It took me about a week just to transcribe my recordings. I had not anticipated it would take this much time, or be this boring. Eventually I got it done, and then spent some time trying to highlight interesting sections in Google docs to get started on finding themes. This was very slow, and I eventually shifted to printouts with large margins so I could highlight sections and add annotations.

Highlighting sections on printouts

Highlighting sections on printouts

I was also taking notes on loose sheets, and sometimes on the margins of my printouts, and adding to a Google doc as I was writing my paper in parallel. At one point my room had papers strewn all over it because it was getting so hard to keep track of multiple trains of thought at once.

Simultaneously using 3 different sources for information processing: a recipe for disaster

Simultaneously using 3 different sources for information processing: a recipe for disaster
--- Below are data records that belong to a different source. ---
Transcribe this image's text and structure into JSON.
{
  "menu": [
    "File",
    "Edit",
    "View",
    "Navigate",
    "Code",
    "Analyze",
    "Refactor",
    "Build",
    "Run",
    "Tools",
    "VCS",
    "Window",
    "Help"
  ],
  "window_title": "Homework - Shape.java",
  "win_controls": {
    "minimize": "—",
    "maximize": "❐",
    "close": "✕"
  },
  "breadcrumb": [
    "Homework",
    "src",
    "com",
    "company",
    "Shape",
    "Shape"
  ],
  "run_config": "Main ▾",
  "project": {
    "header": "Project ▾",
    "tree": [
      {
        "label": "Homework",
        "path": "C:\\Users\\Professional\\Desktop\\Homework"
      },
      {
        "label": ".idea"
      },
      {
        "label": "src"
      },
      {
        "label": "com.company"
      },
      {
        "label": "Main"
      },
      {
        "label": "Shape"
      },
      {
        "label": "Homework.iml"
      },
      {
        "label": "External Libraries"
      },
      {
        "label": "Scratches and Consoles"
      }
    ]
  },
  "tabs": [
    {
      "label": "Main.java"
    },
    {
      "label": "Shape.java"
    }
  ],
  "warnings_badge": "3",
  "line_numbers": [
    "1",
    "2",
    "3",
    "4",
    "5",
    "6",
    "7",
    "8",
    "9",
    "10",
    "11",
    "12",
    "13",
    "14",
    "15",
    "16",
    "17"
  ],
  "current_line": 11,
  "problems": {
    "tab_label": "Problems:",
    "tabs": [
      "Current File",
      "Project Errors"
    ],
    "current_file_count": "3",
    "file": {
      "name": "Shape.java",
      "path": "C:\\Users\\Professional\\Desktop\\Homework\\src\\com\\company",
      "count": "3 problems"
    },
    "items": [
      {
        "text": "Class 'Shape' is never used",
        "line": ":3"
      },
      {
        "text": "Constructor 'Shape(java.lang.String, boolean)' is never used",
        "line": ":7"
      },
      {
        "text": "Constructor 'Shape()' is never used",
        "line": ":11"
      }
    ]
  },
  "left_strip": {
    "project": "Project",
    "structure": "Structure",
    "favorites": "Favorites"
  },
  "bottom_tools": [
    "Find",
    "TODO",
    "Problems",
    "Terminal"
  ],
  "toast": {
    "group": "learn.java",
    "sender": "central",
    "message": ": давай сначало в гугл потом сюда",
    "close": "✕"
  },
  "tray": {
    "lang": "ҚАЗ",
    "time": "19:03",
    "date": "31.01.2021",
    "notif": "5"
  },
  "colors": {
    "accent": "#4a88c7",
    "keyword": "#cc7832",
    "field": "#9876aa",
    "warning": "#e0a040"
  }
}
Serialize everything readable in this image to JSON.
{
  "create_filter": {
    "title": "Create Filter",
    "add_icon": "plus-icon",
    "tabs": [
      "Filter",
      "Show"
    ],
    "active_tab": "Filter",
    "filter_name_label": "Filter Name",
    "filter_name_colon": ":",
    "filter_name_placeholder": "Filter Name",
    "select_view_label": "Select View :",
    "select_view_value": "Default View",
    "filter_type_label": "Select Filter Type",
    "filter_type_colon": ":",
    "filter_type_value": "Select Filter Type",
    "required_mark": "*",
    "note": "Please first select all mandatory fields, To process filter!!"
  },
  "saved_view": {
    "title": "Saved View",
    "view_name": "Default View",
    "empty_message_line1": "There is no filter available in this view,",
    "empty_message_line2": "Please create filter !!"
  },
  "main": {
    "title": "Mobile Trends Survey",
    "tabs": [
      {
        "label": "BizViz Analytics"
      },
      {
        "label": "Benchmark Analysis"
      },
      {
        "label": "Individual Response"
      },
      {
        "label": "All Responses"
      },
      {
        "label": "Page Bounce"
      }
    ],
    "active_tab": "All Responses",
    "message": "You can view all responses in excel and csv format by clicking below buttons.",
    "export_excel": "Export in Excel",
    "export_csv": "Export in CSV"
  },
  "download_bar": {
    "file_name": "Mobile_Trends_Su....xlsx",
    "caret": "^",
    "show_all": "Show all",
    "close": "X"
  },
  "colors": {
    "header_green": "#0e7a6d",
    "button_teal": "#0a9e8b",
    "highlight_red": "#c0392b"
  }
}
It made me appreciate the process of iteratively building themes using post-its/cutouts in contextual inquiry, and also how helpful it was to have other people to bounce ideas with. I might explore other ways of keeping track of multiple ideas across a text if I do a similar style of analysis in the future, because my process was quite messy and made it very hard to collate information in one place.

Writing a paper

I didn’t have very clear research questions before going into the field. My focus was on talking to people, and getting an understanding of how people react to forwarded messages and what drives sharing behavior. My findings largely confirmed existing suspicions—people find it hard to distinguish misinformation merely by reading it, most people don’t bother with fact checking, and just ignore a large section of the messages they get every day. It became difficult to derive any insights that were very interesting for design interventions. I hence relied on the literature review and gut instinct to come up with solutions that I myself was not very convinced would work. This was probably apparent to reviewers, who pointed out that the discussion seemed disjointed from the analysis, and there was not too much new to be gained from reading the paper.

I don’t know if I will write more research papers, but I think the learnings from trying to express my thoughts in a coherent manner were helpful in general. I still need to work on improving how I structure arguments in a logical manner. I have been trying to write about my work on my blog, and hope to spend some of my time after graduating on writing about some of my projects, both to document what I have done in my time at IDC and to try and improve how I verbalise the thought process behind these projects.

  • Finding what to work on. Supportive faculty, peers, etc. won’t be there. Stagnation without external push to do new things.

  • Strong sense of I. I can/can’t do this. Hold yourself back because of this.

  • Wherever you go, what do you want to do there? What kind of work do you want to do? Don’t just do what other people tell you to do. Make your own plan.

  • User researcher because calmer, quieter, sensitive.

  • Organisation, planning. Unless you make time for thinking, how will it happen? Despite the everyday-ness of things.